By Paula Doe
Adaptive testing using machine learning to predict die performance in a downstream test can reduce the number of cycles by as much as 40 per cent without compromising test performance, notes Dan Sebban, VP of data analysis, OptimalPlus, who’ll speak on machine learning challenges at SEMICON West’s Test Vision 2020 program. “As devices and their test requirements grow in complexity, the motivation for automating adaptive test greatly increases,” he states, adding that characteristics such as die location on the wafer, defects on neighboring die, condition of the tester, and test values near the specification limits can help predict which die are likely to be good.
“The big issue we see is that while everyone likes the idea of machine learning, it remains a black box model, with little visibility into why it makes the decisions it does,” adds Sebban. In addition, a suitable infrastructure to run, deploy and assess a machine learning model in real time is required. “There is still some hesitation to adopt machine learning. It’s a big change of mindset. While building the confidence to use machine learning will take time and experience, using the technology to automate big data analysis with the relevant infrastructure may be our best alternative to reduce test cost.”

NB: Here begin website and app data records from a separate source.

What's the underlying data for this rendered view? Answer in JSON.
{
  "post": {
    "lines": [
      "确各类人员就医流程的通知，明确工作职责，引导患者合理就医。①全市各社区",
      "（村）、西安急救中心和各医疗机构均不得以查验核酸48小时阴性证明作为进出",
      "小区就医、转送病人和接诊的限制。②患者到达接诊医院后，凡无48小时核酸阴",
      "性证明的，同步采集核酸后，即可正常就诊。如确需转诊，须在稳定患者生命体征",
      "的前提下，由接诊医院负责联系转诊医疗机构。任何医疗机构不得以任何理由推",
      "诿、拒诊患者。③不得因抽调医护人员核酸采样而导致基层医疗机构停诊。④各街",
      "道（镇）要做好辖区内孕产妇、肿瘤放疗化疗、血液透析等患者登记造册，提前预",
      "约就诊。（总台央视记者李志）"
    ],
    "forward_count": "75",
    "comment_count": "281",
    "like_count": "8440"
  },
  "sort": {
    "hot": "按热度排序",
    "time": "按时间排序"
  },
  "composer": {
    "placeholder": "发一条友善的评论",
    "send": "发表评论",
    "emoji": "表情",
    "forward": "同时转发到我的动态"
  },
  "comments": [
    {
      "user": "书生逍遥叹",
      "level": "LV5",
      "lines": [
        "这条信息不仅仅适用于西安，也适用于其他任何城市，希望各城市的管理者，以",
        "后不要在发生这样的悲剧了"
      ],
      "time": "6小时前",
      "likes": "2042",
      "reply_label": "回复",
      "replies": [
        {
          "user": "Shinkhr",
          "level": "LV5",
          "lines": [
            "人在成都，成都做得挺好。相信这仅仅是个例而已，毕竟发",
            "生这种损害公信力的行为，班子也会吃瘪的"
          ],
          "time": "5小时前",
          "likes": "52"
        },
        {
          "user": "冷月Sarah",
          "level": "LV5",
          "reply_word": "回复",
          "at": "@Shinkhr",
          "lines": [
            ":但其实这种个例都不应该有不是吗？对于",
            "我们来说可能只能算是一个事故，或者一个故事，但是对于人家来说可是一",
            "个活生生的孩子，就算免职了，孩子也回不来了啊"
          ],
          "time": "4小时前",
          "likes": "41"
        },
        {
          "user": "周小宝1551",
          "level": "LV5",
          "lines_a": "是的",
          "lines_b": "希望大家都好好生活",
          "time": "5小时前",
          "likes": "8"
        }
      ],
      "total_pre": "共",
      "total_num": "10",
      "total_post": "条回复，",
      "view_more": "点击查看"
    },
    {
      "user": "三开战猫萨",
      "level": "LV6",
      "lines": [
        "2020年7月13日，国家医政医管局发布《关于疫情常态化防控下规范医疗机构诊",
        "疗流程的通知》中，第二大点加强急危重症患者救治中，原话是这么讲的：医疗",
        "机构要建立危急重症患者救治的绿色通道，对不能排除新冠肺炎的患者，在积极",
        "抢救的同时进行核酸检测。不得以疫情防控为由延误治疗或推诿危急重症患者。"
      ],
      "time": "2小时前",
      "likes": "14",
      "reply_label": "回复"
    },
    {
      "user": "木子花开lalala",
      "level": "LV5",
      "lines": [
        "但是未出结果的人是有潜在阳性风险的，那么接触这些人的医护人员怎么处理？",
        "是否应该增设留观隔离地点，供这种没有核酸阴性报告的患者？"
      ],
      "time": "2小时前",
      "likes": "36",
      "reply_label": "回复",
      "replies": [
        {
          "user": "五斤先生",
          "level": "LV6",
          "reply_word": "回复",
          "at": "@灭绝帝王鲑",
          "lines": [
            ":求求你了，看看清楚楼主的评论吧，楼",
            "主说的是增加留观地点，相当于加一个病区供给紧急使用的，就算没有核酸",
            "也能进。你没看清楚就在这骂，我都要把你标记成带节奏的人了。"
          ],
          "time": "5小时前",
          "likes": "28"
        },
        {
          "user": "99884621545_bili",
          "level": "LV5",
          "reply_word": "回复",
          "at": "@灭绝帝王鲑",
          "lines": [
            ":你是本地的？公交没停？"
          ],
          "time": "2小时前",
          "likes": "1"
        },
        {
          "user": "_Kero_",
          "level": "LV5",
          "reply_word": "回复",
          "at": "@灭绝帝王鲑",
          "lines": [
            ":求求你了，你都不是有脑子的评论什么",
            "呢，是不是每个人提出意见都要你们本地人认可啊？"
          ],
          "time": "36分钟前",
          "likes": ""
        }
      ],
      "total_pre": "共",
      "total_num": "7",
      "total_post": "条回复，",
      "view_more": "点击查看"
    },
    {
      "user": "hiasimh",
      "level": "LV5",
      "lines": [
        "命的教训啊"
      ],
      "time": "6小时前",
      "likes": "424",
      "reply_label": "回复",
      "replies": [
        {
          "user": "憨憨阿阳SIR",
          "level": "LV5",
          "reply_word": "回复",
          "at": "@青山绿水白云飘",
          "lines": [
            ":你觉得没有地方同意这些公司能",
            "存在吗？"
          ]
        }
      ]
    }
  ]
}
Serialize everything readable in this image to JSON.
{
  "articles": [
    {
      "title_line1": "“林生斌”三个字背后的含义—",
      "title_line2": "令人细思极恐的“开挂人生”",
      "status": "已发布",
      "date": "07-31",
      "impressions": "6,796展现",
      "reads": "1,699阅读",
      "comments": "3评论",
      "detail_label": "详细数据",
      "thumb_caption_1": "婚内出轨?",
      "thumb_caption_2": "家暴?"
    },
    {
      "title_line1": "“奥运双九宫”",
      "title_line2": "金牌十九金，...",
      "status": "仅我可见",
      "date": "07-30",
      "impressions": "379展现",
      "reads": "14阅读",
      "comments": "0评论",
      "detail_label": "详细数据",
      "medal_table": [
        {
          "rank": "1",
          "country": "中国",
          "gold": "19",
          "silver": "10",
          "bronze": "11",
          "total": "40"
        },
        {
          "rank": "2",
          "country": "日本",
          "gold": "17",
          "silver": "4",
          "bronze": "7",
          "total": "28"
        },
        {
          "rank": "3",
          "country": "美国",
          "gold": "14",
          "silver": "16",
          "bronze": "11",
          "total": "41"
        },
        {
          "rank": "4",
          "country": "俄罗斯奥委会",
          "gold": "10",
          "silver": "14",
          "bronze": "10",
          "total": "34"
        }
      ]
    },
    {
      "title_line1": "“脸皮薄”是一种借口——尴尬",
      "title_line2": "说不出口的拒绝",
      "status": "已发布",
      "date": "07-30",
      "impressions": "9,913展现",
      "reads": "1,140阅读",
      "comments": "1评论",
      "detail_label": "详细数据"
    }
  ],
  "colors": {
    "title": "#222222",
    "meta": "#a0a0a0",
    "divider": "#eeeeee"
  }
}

Systems test and parts-per-billion quality become the rule
Systems test will continue to become more prominent and more complex as chips and packages shrink, affirms Stacy Ajouri, Texas Instruments system integration engineer and Test Vision 2020 event chair. “Even IC makers now need to start doing more systems test.” And as more ICs are used in automotive applications, the distinction between consumer and automotive requirements is blurring, driving demand in other markets for higher precision test with parts-per-billion defectivity requirements.
“Intelligent test gets increasingly challenging as devices become more complex and as testing moves from distinguishing good from bad devices to figuring out how to repair and trim marginal devices to make them good,” adds Derek Floyd, Advantest director of business development, this year’s program chair.
“We’re highlighting efforts to create the infrastructure the industry needs to manage big data for machine learning with test platforms from different vendors,” says Ajouri, citing work on new standards for streaming data from the testers and labeling critical steps in consistent language to simplify the use of data from different platforms in real time. “I have 10 platforms from multiple vendors, and I need them to mean exactly the same thing by ‘lot’ so I don’t have to sort it out before I can use the data,” she says.
Are devices becoming too complicated to test at the required price point?
Can testing be economical with up to a million die per wafer, 50 data points per die, a requirement for parts-per-billion accuracy, and the need to identify parts that test good now but that might fail in the future? Organizers of the event invite chipmakers and test suppliers to debate the issue. “The speed of innovation in the semiconductor industry challenges test to keep pace,” notes Floyd. “The product we’re testing is always ahead of the product we have to test it with.”
The two-day event features sessions on automotive test; big data and machine learning for adaptive test; handling and interface issues such as over-the-air testing; and a general session covering memory and RF test.